Review Summary: Aphex Twin's Latest Experiment Yields Mixed Results
After such a long hiatus from releasing material under his most famous moniker, Aphex Twin, Richard’s latest offering may come as a bit of a shock. 2014’s meticulously-produced and synth-laden “Syro” appeared shortly after a blimp was noticed looming over London bearing the enigmatic symbol we’re all familiar with. And here we are, a mere four months later with his latest experiment in hand, “Computer Controlled Acoustic Instruments pt2”. The thirteen track EP not only fails to pick up where Syro left off, but seems to have evolved almost entirely independent of its influence. Where Syro is an abundant, energetic and cohesive experience CCAI is a bit more disjointed, sparing and eccentric.

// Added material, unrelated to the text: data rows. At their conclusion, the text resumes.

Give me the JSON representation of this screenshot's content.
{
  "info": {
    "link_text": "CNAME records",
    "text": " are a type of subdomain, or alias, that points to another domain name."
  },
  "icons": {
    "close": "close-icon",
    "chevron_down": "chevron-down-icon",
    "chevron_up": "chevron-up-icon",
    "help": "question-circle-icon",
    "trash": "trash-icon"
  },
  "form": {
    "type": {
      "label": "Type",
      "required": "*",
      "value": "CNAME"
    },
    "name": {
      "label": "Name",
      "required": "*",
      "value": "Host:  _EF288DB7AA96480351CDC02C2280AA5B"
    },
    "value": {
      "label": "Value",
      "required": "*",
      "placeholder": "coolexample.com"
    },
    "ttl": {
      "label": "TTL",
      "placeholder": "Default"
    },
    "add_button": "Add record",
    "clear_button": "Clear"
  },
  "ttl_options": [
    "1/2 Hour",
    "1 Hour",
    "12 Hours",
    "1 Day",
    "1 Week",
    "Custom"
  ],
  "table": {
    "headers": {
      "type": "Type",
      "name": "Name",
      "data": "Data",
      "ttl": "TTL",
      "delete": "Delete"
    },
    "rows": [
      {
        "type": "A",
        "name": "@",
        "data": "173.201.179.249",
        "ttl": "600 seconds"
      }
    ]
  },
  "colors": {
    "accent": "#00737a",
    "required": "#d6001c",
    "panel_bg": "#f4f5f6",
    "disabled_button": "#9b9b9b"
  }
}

Whether or not that difference in sound can be attributed directly to James’ vision, or to the restraints and limitations that the robots impose upon their master, isn’t entirely clear. As a literal interpretation of the EP’s title suggests, James has expanded into a physical medium and has taken on the not-so-easy task (just ask Squarepusher) of trying to tame a small colony of stubborn robots while perhaps, with enough badgering, convincing the machines to bring his sound across planes and into the natural world.

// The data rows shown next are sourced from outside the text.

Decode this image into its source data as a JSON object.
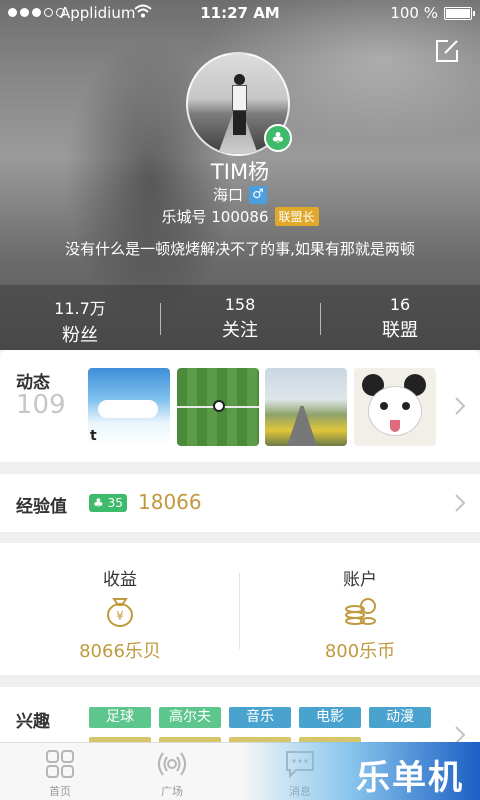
{
  "status_bar": {
    "carrier": "Applidium",
    "time": "11:27 AM",
    "battery": "100 %",
    "signal_icon": "signal-dots-icon",
    "wifi_icon": "wifi-icon",
    "battery_icon": "battery-icon"
  },
  "header": {
    "edit_icon": "edit-icon"
  },
  "profile": {
    "name": "TIM杨",
    "location": "海口",
    "gender_symbol": "♂",
    "id_line": "乐城号 100086",
    "role_tag": "联盟长",
    "motto": "没有什么是一顿烧烤解决不了的事,如果有那就是两顿",
    "club_badge_icon": "club-icon",
    "club_symbol": "♣"
  },
  "stats": [
    {
      "num": "11.7万",
      "label": "粉丝"
    },
    {
      "num": "158",
      "label": "关注"
    },
    {
      "num": "16",
      "label": "联盟"
    }
  ],
  "dynamic": {
    "title": "动态",
    "count": "109",
    "thumb_caption": "t"
  },
  "experience": {
    "title": "经验值",
    "level_symbol": "♣",
    "level": "35",
    "value": "18066"
  },
  "money": {
    "earnings_title": "收益",
    "earnings_value": "8066乐贝",
    "account_title": "账户",
    "account_value": "800乐币",
    "earnings_icon": "money-bag-icon",
    "account_icon": "coins-stack-icon"
  },
  "interests": {
    "title": "兴趣",
    "tags": [
      {
        "label": "足球",
        "color": "#5cc68c"
      },
      {
        "label": "高尔夫",
        "color": "#5cc68c"
      },
      {
        "label": "音乐",
        "color": "#4aa3cf"
      },
      {
        "label": "电影",
        "color": "#4aa3cf"
      },
      {
        "label": "动漫",
        "color": "#4aa3cf"
      }
    ]
  },
  "tabbar": {
    "home": "首页",
    "square": "广场",
    "messages": "消息",
    "home_icon": "grid-icon",
    "square_icon": "broadcast-icon",
    "messages_icon": "chat-bubble-icon"
  },
  "promo": {
    "text": "乐单机"
  },
  "colors": {
    "accent_gold": "#c09a3e",
    "badge_green": "#3dba6a",
    "tag_green": "#5cc68c",
    "tag_blue": "#4aa3cf",
    "role_tag_gold": "#e0a92b",
    "gender_blue": "#4a9fe0"
  }
}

The experiment, which has been performed by others before, always appears appealing in it’s initial stages. Unfortunately for many who have tried before, and in certain instances for James himself, the theoretical yield gives way to the actual one, losing something in the process. In the case of James, however, he succeeded in breathing life into composition. The first track “diskhat ALL prepared1mixed 13” steps the listener through a portal of ghostly sounding human voices only to be greeted by the ominous growl of the piano over the more distant clockwork-like clanking going on in the background. It’s shortly thereafter that we’re finally introduced to the leader, or leaders I should say, of the robots. The drums. Percussion is central to this EP with cymbals crashing, snares being struck, the thudding of bass, xylophones and bells alongside a host of other instruments being beaten and shaken in the background. The second track, entitled “snar2” after the robot featured and clocking in at only 20 seconds, serves as an instant reminder that you’re listening to an EP, and to a lesser extent that dogs are afraid of robots. “diskhat1” is fairly straightforward, the drums drag a goofy piano melody along through an echoing and oscillating landscape. “pian un1 aprej” is another small glimpse of robotic potential as a melancholy piano piece occasionally erupts in a frenzy of ascending keys.
The next song, “DISKPREPT4” is a highlight and a curiosity, making you wonder exactly what robots he’s using and how they’re set up during recording. It features a mischievous sounding melody you may have come to expect from the man and also provides a listen to robots straddling the threshold of what’s humanly possible while still retaining a distinctly organic sound. Immediately after you’re hit with drums, “hat 2b 2012b” is one of a few of such breaks and also indicates that vinyl is the preferred format here. Sadly, I only have the CD and thus cannot experience this EP at 45RPM (which is suggested along with 33 1/3 RPM on the vinyl itself). Listening to it lets you know that someone with the vinyl and the know-how could probably make something interesting out of these little bits. “disk prep calrec2 barn dance [slo]” is probably the biggest letdown here; it sounds like an ill-fated attempt at bringing something off of SAWII into existence, but where he could turn repetition and ambience into something beautiful with other technology at his disposal, this really just ends up being more annoying than anything else. “DISKPREPT1” succeeds where the previous track failed by teasing emotion out of the machines and also features the faint sounds of his kid in the background presumably looking at and discussing the robots. Sounds of life can be heard elsewhere throughout the EP(coughing, dogs barking,etc.), again reminding the listener that the sound has finally been released into the wild, or just pissing them off and causing them to complain about mastering. Whichever comes first.
The last two tracks are perhaps the best. “piano un10 it happened” is on par with some of his best piano pieces and,in my book at least , better than aisatsana and avril 14th, though I’m sure not everyone would agree. The EP concludes with “hat5c 0001 rec-4”, a track that starts off with menacing piano keys backed by more vibrant drumming and hissing cymbals until eventually a new instrument enters the groove, one that the more educated listener could probably identify. Whatever it is it provides a mesmerizing, hazy and smoke-filled kind of atmosphere to a song that drifts in and out in swells until the piano’s return, signaling that the journey is over. All in all this EP is arguably only a collection of seven songs with some beats and oddities thrown in for good measure. As with all experiments a risk of failure always exists, and while I certainly wouldn’t categorize this as such it isn’t without its flaws. I’m sure that fresh off the successful and accessible Syro this EP will be met with mixed reviews. At times it feels as though it is lacking, and while James certainly rose to the occasion it appears that the former master of one realm is more of a promising pupil in the next.
Edit: New EP is streaming on Spotify
(Credit to danielito19)